After years of underperformance and in the face of growing competition elsewhere for the deep-pocketed investor's dollar, hedge fund investors are clamoring for lower costs. The current structure, which charges 2 percent of assets annually and 20 percent of return, has long been a sticking point, but the demand for change has grown in recent years.
"Looking forward, you've seen this huge trend on average fee-collecting for hedge funds declining. That trend is strong and it's going to continue going forward," said Donald Steinbrugge, managing partner of Agecroft Partners, an industry marketing firm. "There's going to be pressure on new funds coming out to be in line more with a 1½-and-20 model than a 2-and-20 model."
That sentiment is reflected in a recent survey of managers in the $3 trillion industry.
Industry tracker Preqin found 52 percent reporting that investors have grown more negative about the industry over the last 12 months. Of the more than 270 fund managers who responded, 43 percent said clients are citing fee structure as the primary concern, up from 28 percent in December.
That comes amid weak performance and a somewhat gloomy outlook, as just 15 percent said they met performance goals, with expectations evenly split about the future.

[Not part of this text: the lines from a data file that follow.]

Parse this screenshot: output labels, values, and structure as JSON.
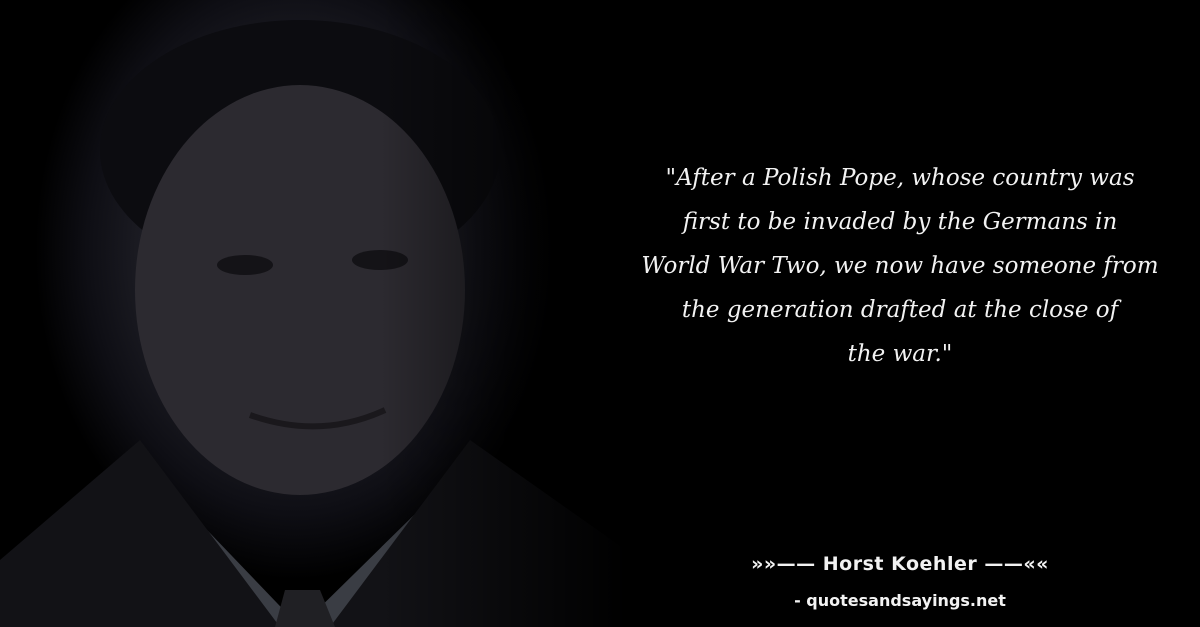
{
  "quote": {
    "text": "\"After a Polish Pope, whose country was\nfirst to be invaded by the Germans in\nWorld War Two, we now have someone from\nthe generation drafted at the close of\nthe war.\""
  },
  "author": {
    "line": "»»—— Horst Koehler ——««"
  },
  "site": {
    "credit": "- quotesandsayings.net"
  },
  "portrait": {
    "description_colors": {
      "background": "#000000",
      "face_tone": "#3a3a44"
    }
  }
}
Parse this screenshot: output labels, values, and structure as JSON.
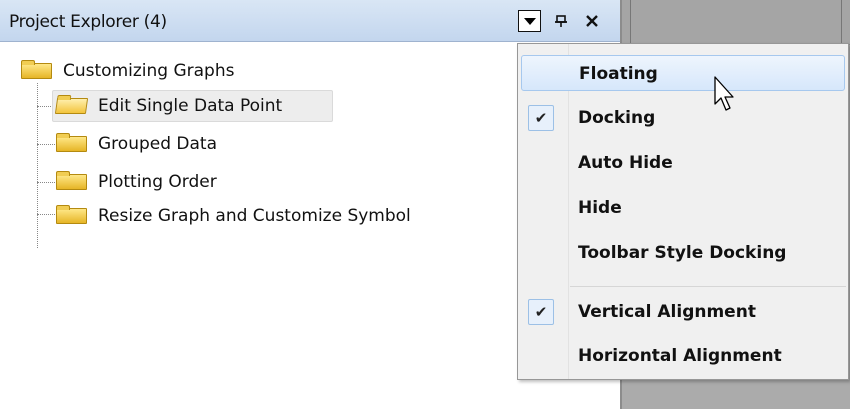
{
  "panel": {
    "title": "Project Explorer (4)",
    "buttons": {
      "dropdown": "dropdown-arrow-icon",
      "pin": "pin-icon",
      "close": "close-icon"
    },
    "pin_glyph": "ᵽ",
    "close_glyph": "✕"
  },
  "tree": {
    "root": {
      "label": "Customizing Graphs"
    },
    "children": [
      {
        "label": "Edit Single Data Point",
        "selected": true,
        "open": true
      },
      {
        "label": "Grouped Data"
      },
      {
        "label": "Plotting Order"
      },
      {
        "label": "Resize Graph and Customize Symbol"
      }
    ]
  },
  "menu": {
    "items": [
      {
        "label": "Floating",
        "hovered": true,
        "checked": false
      },
      {
        "label": "Docking",
        "checked": true
      },
      {
        "label": "Auto Hide",
        "checked": false
      },
      {
        "label": "Hide",
        "checked": false
      },
      {
        "label": "Toolbar Style Docking",
        "checked": false
      },
      {
        "label": "Vertical Alignment",
        "checked": true
      },
      {
        "label": "Horizontal Alignment",
        "checked": false
      }
    ],
    "check_glyph": "✔"
  },
  "colors": {
    "titlebar": "#c9daf0",
    "workspace": "#ababab",
    "menu_bg": "#f0f0f0",
    "hover_border": "#a6c8ee",
    "folder": "#e6b526"
  }
}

Market "valuations are above historical levels," Steinbrugge said. "That is also causing investors to negotiate fees, because they believe the returns from hedge funds are going to be lower going forward than they were five years ago."
Though the industry has eked out gains over the past four months, it still trails the broader market.
The HFRI Fund Weighted Composite Index, used as a benchmark for industry performance, gained 1.63 percent through the first half of 2016. By comparison, the S&P 500 stock market index rose 3.82 percent in terms of total return.
Hedge funds, however, continue to attract investor cash, though at a slower pace than passively focused exchange-traded funds. ETFs now narrowly trail hedge funds in total assets and have pulled in about $118 billion in fresh investor cash this year.
"Managers recognize that in order to retain investors and continue to receive new capital, they will need to overcome significant investor concerns about the asset class," Amy Bensted, Preqin's head of hedge fund products, said in a statement.
As things stand now, the larger the investor, the better chance of negotiating on fees. Clients with $100 million already are getting discounts that can reach half off the standard 2-and-20 structure.
It will be a tougher slog for those who have only a few million on hand, though that dynamic is changing.
"The person who's allocating a million dollars, they're pretty much going to have to accept what the standard fee is in the documents," Steinbrugge said, though he added that institutional customers have more leverage with fund managers.
"The industry used to be dominated by family offices and super-high net worth individuals. Today's it's dominated by corporate pension funds, public pension funds, sovereign wealth funds that are used to aggressively negotiating fees with managers," he added.
Hedge funds have to be careful, though: Cutting fees too much actually can be counterproductive.
"I still see investors willing to pay if they think the hedge fund can deliver performance," Steinbrugge said; "Those hedge fund managers who come out with really low standard fees, I don't think it helps them. As a matter of fact, it often does the opposite. People view it as a lower-quality organization."